Problem statement — In the entries that follow, find each line with the word "icon" and copy it.

Provided records —

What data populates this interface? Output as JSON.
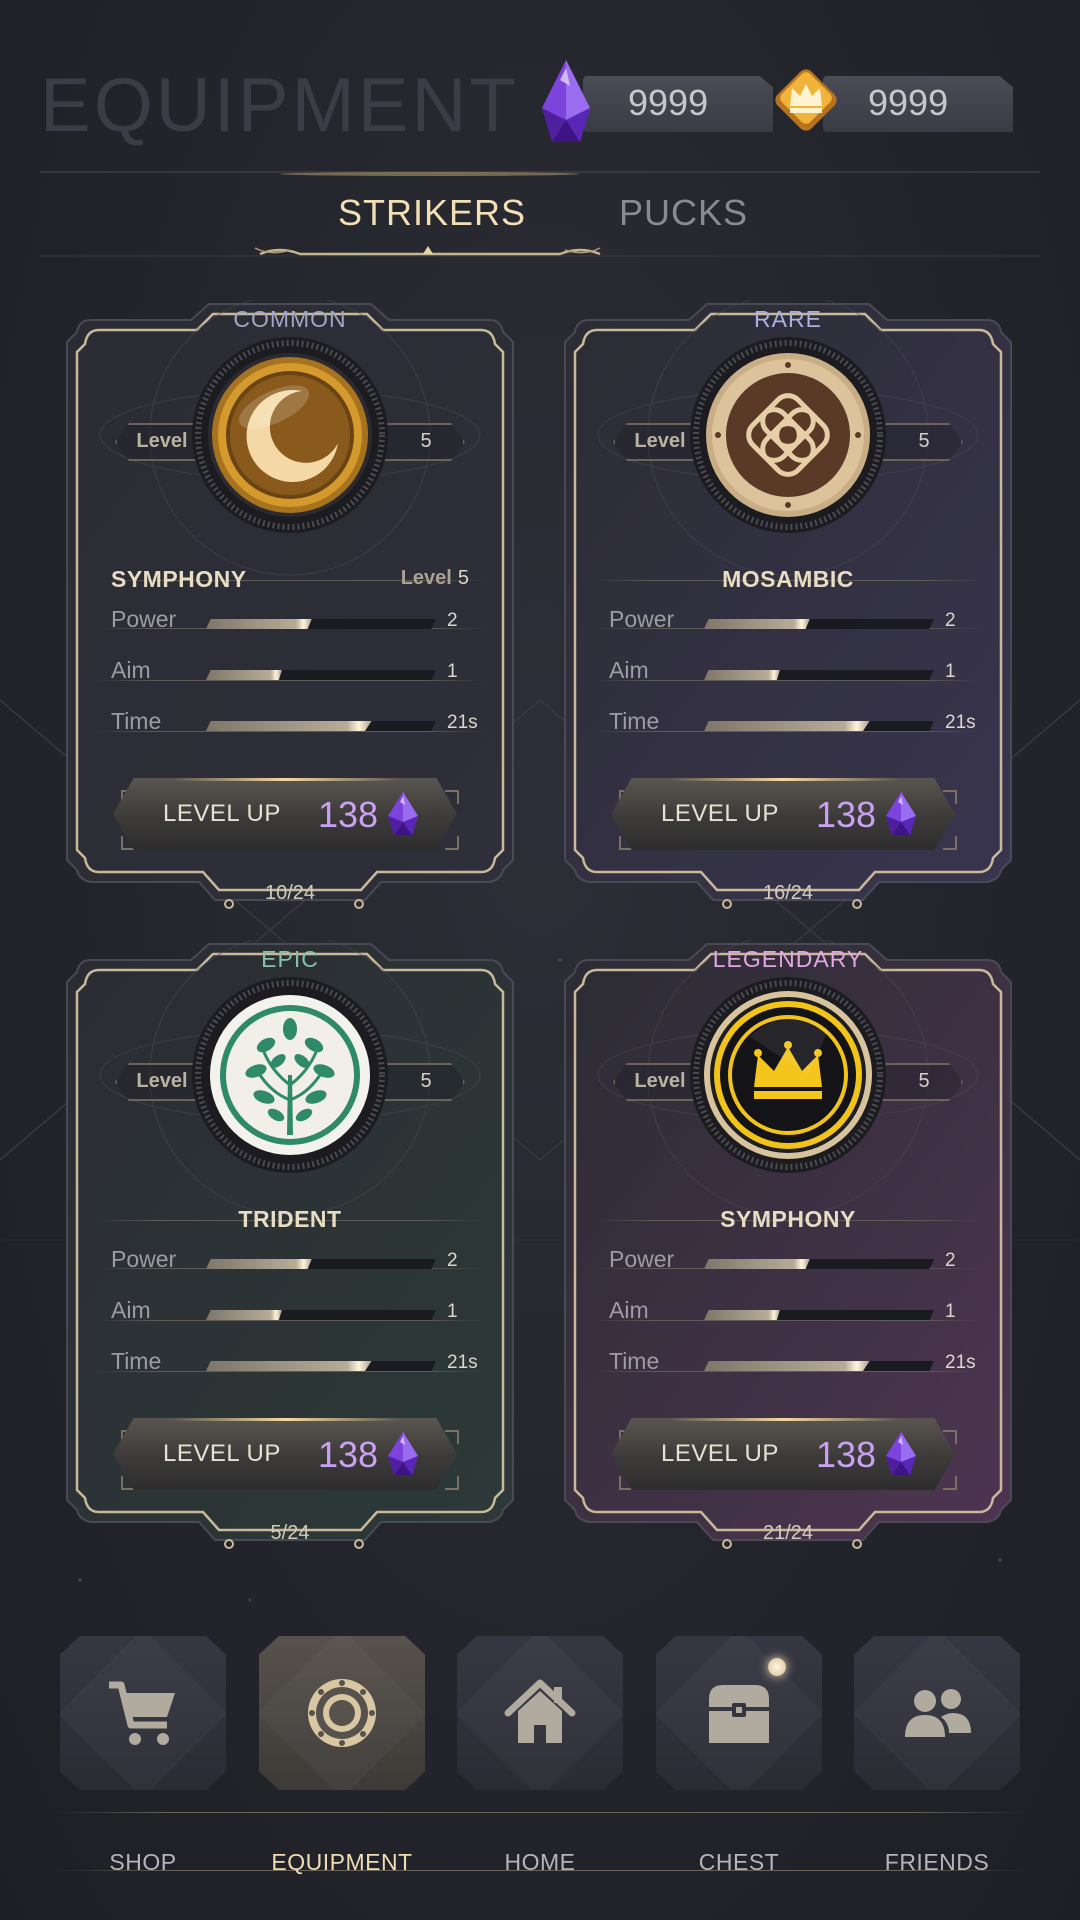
{
  "header": {
    "title": "EQUIPMENT",
    "gems": "9999",
    "crowns": "9999"
  },
  "tabs": [
    {
      "label": "STRIKERS",
      "active": true
    },
    {
      "label": "PUCKS",
      "active": false
    }
  ],
  "cards": [
    {
      "rarity": "COMMON",
      "rarity_color": "#9fa6c6",
      "level_label": "Level",
      "level": "5",
      "name": "SYMPHONY",
      "name_level_label": "Level",
      "name_level": "5",
      "coin": "moon-coin-icon",
      "stats": [
        {
          "label": "Power",
          "value": "2",
          "fill": 0.46
        },
        {
          "label": "Aim",
          "value": "1",
          "fill": 0.33
        },
        {
          "label": "Time",
          "value": "21s",
          "fill": 0.72
        }
      ],
      "button_label": "LEVEL UP",
      "cost": "138",
      "progress": "10/24"
    },
    {
      "rarity": "RARE",
      "rarity_color": "#aab0e0",
      "level_label": "Level",
      "level": "5",
      "name": "MOSAMBIC",
      "coin": "knot-coin-icon",
      "stats": [
        {
          "label": "Power",
          "value": "2",
          "fill": 0.46
        },
        {
          "label": "Aim",
          "value": "1",
          "fill": 0.33
        },
        {
          "label": "Time",
          "value": "21s",
          "fill": 0.72
        }
      ],
      "button_label": "LEVEL UP",
      "cost": "138",
      "progress": "16/24"
    },
    {
      "rarity": "EPIC",
      "rarity_color": "#86c2a6",
      "level_label": "Level",
      "level": "5",
      "name": "TRIDENT",
      "coin": "tree-coin-icon",
      "stats": [
        {
          "label": "Power",
          "value": "2",
          "fill": 0.46
        },
        {
          "label": "Aim",
          "value": "1",
          "fill": 0.33
        },
        {
          "label": "Time",
          "value": "21s",
          "fill": 0.72
        }
      ],
      "button_label": "LEVEL UP",
      "cost": "138",
      "progress": "5/24"
    },
    {
      "rarity": "LEGENDARY",
      "rarity_color": "#e2a6e4",
      "level_label": "Level",
      "level": "5",
      "name": "SYMPHONY",
      "coin": "crown-coin-icon",
      "stats": [
        {
          "label": "Power",
          "value": "2",
          "fill": 0.46
        },
        {
          "label": "Aim",
          "value": "1",
          "fill": 0.33
        },
        {
          "label": "Time",
          "value": "21s",
          "fill": 0.72
        }
      ],
      "button_label": "LEVEL UP",
      "cost": "138",
      "progress": "21/24"
    }
  ],
  "nav": [
    {
      "label": "SHOP",
      "icon": "cart-icon",
      "active": false
    },
    {
      "label": "EQUIPMENT",
      "icon": "equipment-icon",
      "active": true
    },
    {
      "label": "HOME",
      "icon": "home-icon",
      "active": false
    },
    {
      "label": "CHEST",
      "icon": "chest-icon",
      "active": false,
      "notification": true
    },
    {
      "label": "FRIENDS",
      "icon": "friends-icon",
      "active": false
    }
  ]
}
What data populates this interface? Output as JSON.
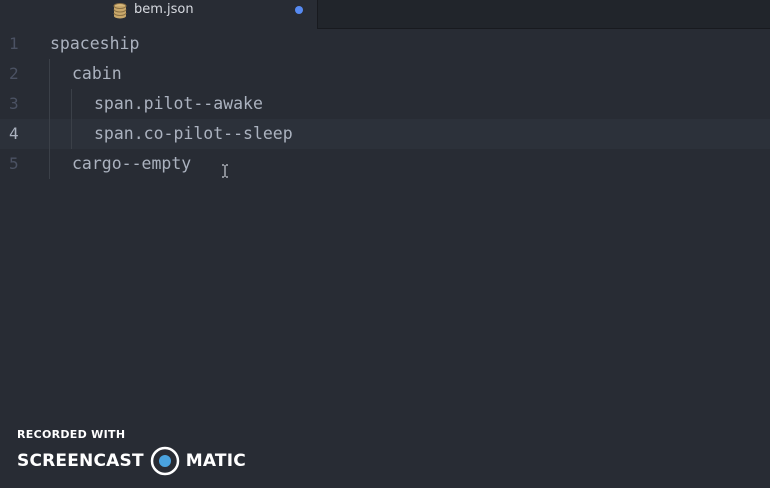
{
  "tab": {
    "icon": "database-icon",
    "filename": "bem.json",
    "modified": true,
    "modified_color": "#568af2"
  },
  "editor": {
    "background": "#282c34",
    "text_color": "#abb2bf",
    "lines": [
      {
        "number": "1",
        "text": "spaceship",
        "indent": 0
      },
      {
        "number": "2",
        "text": "cabin",
        "indent": 1
      },
      {
        "number": "3",
        "text": "span.pilot--awake",
        "indent": 2
      },
      {
        "number": "4",
        "text": "span.co-pilot--sleep",
        "indent": 2,
        "active": true
      },
      {
        "number": "5",
        "text": "cargo--empty",
        "indent": 1
      }
    ]
  },
  "watermark": {
    "top": "RECORDED WITH",
    "left_word": "SCREENCAST",
    "right_word": "MATIC"
  }
}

Solution to the exercise —
      "coin": "moon-coin-icon",
      "coin": "knot-coin-icon",
      "coin": "tree-coin-icon",
      "coin": "crown-coin-icon",
      "icon": "cart-icon",
      "icon": "equipment-icon",
      "icon": "home-icon",
      "icon": "chest-icon",
      "icon": "friends-icon",
    "icon": "database-icon",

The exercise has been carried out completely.